Prominent lawyers, Dick Bayford and Duma Boko, have revealed that their investigations have ruled out the involvement of the Botswana Police Service (BPS) in the shooting of John Kalafatis, who is by now a household name in Botswana after news of his “murder” by security agents shook the country.
Bayford and Boko have assured the public and the family of the deceased that they shall reveal the truth of what really happened to Kalafatis and who is to blame, even if it meant placing themselves at risk.
“The president has threatened to sue newspapers for speaking up about the Kalafatis case. If the Honourable One wants to take the lawyers to court as well, then he is most welcome,” said Boko.
Speculation ran wild as people tried to understand who ordered the killing of Kalafatis when both the BDF and the BPS distanced themselves from the issue of ordering the alleged execution of Kalafatis.
According to Boko, there is evidence pertaining to the fact that the police had originally been involved in the plot to detain Kalafatis but pulled out of the operation somewhere along the line because, as it stands, evidence points that no police officer was identified at the scene of the crime.
Information processed by the Sunday Standard reveals that at one point the Botswana Police Service (BPS)’s Public Relations Officer, Christopher Mbulawa, had admitted that the BPS had declared Kalafatis a wanted man although he (Mbulawa) had yet to find out the reason for the status.
“In carrying out our investigations, we will therefore be focusing on the presence of two security agencies, the BDF and the DIS, and their involvement in the killing on an unarmed citizen. We will focus and precede step-byÔÇôstep like a laser until we reach the truth,” said Boko.
The Minister of Justice, Defense and Security, Ramadeluka Seretse, recently addressed a press conference and revealed that Kalafatis was wanted for armed robbery and that both the Police Commissioner and the BDF commander were aware of why he was a wanted man.
The minister also suggested that at one point, an arrest warrant for Kalafatis had been issued.
“To date, there is no reported case of any wrongdoing by a John Kalafatis at any police station or court. If there was a warrant issued as the minister suggests, then we want proof of how they went through the process of acquiring the warrant,” said Boko.
The two lawyers, who volunteered their services to the Kalafatis family, addressed a news conference where they revealed the findings of the chief state pathologist after thorough examination of the body that was once Kalafatis.
In obtaining evidence and reports, the lawyers have been working with the police who had been somewhat cooperative until they found out that the lawyers were planning to show the footage of the pathologist’s report to the public.
Bayford said they then received a letter from the Police warning them that there would be ‘consequences’ of showing such footage.
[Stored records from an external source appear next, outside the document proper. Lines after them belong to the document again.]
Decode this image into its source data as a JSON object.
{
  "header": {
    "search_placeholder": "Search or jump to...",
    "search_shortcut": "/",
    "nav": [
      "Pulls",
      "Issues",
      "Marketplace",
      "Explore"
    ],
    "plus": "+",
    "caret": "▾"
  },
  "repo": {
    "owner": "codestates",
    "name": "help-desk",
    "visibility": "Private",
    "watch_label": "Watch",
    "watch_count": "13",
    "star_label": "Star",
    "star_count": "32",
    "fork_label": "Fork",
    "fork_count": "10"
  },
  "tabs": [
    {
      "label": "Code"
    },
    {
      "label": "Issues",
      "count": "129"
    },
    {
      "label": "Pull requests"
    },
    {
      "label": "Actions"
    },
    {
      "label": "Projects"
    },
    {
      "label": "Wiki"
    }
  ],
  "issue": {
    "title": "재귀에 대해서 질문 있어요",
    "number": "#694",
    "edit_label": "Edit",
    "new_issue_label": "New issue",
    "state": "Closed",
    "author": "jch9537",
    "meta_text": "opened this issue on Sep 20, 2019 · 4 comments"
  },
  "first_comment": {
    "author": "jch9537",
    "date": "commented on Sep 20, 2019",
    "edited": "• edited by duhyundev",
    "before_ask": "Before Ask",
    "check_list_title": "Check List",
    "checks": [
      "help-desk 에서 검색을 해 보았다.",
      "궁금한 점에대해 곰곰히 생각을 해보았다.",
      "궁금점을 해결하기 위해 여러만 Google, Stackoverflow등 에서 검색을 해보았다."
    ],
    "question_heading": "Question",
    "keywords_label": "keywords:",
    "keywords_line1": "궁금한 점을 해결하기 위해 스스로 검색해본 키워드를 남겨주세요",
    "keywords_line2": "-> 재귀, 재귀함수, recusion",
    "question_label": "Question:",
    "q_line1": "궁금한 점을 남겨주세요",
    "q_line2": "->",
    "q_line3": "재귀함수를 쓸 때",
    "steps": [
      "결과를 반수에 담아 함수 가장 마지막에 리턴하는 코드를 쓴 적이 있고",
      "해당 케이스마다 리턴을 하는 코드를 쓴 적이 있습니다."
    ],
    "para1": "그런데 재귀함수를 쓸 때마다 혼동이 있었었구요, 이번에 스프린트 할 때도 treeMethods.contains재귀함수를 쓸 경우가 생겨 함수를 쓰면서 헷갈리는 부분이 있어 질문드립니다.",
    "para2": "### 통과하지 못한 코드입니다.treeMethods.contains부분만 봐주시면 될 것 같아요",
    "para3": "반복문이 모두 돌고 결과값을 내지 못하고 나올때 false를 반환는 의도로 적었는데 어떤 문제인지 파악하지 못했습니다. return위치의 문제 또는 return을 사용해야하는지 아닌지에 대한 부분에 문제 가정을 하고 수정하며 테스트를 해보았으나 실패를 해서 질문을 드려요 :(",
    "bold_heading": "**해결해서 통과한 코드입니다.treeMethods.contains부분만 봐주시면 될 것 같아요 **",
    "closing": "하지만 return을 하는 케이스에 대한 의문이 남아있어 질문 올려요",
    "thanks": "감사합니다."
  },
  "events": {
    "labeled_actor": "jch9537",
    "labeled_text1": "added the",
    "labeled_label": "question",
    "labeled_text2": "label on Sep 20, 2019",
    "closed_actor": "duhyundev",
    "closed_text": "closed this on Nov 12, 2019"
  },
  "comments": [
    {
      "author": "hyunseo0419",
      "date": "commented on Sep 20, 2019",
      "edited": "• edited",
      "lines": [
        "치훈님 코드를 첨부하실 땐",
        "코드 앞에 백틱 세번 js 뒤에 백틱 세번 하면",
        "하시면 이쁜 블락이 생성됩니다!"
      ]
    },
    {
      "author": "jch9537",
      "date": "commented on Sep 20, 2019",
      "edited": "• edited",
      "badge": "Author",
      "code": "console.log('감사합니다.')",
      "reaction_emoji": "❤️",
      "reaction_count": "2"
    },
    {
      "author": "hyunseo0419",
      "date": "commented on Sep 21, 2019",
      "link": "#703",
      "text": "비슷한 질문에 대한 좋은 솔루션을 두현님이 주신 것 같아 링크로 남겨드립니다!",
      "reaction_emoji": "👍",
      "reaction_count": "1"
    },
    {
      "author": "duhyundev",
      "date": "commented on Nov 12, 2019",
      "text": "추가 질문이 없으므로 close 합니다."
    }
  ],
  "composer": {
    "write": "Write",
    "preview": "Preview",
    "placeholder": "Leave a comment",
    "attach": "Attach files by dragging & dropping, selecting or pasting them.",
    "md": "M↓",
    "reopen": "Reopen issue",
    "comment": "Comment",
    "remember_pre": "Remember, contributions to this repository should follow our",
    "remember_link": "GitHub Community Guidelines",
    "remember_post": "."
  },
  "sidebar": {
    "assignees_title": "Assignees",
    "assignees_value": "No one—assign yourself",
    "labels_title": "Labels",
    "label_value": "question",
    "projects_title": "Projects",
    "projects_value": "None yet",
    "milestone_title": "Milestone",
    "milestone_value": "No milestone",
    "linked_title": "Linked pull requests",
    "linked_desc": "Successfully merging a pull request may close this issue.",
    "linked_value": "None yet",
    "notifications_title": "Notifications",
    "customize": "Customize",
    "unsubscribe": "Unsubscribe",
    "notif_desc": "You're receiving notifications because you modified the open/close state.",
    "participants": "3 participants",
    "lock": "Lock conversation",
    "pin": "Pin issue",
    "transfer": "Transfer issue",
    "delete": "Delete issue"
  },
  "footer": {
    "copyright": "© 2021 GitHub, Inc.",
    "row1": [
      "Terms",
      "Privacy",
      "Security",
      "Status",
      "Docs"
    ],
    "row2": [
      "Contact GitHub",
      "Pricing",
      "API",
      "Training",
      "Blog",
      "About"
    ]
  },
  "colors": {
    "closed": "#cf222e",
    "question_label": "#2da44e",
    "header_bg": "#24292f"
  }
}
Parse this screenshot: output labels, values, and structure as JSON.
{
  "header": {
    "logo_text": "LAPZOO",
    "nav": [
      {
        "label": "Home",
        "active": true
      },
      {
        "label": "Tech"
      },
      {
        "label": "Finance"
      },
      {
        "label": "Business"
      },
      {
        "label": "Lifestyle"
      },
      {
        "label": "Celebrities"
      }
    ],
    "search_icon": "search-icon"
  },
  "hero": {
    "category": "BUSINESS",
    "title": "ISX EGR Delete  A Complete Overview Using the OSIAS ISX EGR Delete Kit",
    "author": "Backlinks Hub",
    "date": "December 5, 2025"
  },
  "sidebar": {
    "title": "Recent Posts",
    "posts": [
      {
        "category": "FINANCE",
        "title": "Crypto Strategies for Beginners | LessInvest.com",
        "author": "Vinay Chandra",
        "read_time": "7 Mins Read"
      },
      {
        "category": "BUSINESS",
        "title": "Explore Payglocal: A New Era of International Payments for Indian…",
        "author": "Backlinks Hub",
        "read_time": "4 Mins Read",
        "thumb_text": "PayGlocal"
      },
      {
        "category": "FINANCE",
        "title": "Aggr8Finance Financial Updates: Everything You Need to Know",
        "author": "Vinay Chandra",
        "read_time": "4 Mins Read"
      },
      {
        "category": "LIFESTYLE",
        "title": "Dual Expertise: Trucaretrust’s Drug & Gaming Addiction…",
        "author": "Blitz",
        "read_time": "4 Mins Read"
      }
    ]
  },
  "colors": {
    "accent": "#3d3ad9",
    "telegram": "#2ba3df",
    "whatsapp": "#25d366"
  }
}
“It sounded somewhat like a threat; I cannot say for sure because to me a threat would have to be on some legal basis or it becomes an empty threat,” said Boko.
“The manner in which the murder was carried out caused controversy on what actually transpired. Some said 8 bullets killed Kalafatis, others said more. Because of the extent of the wounds, we wanted the public to have a clear understanding of what transpired,” said Bayford.
To add to the controversy, the pathologist’s report stated that the amount of gun powder residue found indicates that the bullets were designed in such a way that they would not exit the body after they entered it. One would interpret it to mean that the bullets were meant for Kalafatis alone as the statement could be read to mean that, in that state, the bullets wouldn’t harm anyone else nearby.
Bayford had earlier indicated that because of the above statement it would appear as if this execution had long been planned.
The pathologist’s findings were that 10 bullets shot the deceased, and that any of those injuries could have instantly killed the deceased.
“The injuries sustained by the deceased were not survivable,” the statement read.
The range of the shootings could not be clearly identified from the autopsy, but one of the bullets left residue around the bullet entry point thus leaving the pathologist to make an experienced estimation that the shot was taken from approximately 150mm range (15cm).
The lawyers are still working on the similarities and differences in the report from the chief state pathologist’s report and the private forensic pathologist’s report.
The lawyers are, however, concerned at how the police have neglected the car (exhibit) that Kalafatis was in at the time the shootings took place because according to them, the place where the car is kept is worrisome, as there is no gate and no guard therefore evidence could disappear.
“Our position is that we fear that the state could be trying to conceal the fact that a murder was committed and they are trying to cover for the culprits, whom we hear are on active duty and continue life as if nothing happened,” said Bayford.
To close off the proceedings Boko addressed his remarks to other families.
“I wish the families of those involved in killings similar to that of Kalafatis could also engage lawyers for help, not necessarily myself or my colleague,” said Boko.